**Task prompt**
Extract every line of the material that holds the string "label".

===== Given entries =====

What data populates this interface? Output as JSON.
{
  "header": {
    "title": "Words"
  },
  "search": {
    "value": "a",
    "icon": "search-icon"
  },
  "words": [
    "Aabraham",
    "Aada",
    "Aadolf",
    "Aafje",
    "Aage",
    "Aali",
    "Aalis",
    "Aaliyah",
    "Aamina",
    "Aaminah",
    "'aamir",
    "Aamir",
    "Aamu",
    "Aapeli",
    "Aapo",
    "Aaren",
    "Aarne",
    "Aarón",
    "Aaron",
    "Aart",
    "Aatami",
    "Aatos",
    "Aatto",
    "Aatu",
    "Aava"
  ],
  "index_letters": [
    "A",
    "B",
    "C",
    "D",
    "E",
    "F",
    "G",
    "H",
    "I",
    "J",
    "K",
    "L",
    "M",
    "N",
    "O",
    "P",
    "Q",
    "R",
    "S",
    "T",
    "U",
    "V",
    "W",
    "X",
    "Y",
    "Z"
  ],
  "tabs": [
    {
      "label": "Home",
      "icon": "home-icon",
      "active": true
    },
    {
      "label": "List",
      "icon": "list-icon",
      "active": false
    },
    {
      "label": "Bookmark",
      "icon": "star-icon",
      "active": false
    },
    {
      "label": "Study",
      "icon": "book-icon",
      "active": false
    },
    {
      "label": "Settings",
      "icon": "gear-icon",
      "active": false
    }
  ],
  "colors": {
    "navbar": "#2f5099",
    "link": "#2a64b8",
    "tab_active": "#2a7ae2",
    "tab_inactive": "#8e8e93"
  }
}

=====

**Answer to the problem**
      "label": "Home",
      "label": "List",
      "label": "Bookmark",
      "label": "Study",
      "label": "Settings",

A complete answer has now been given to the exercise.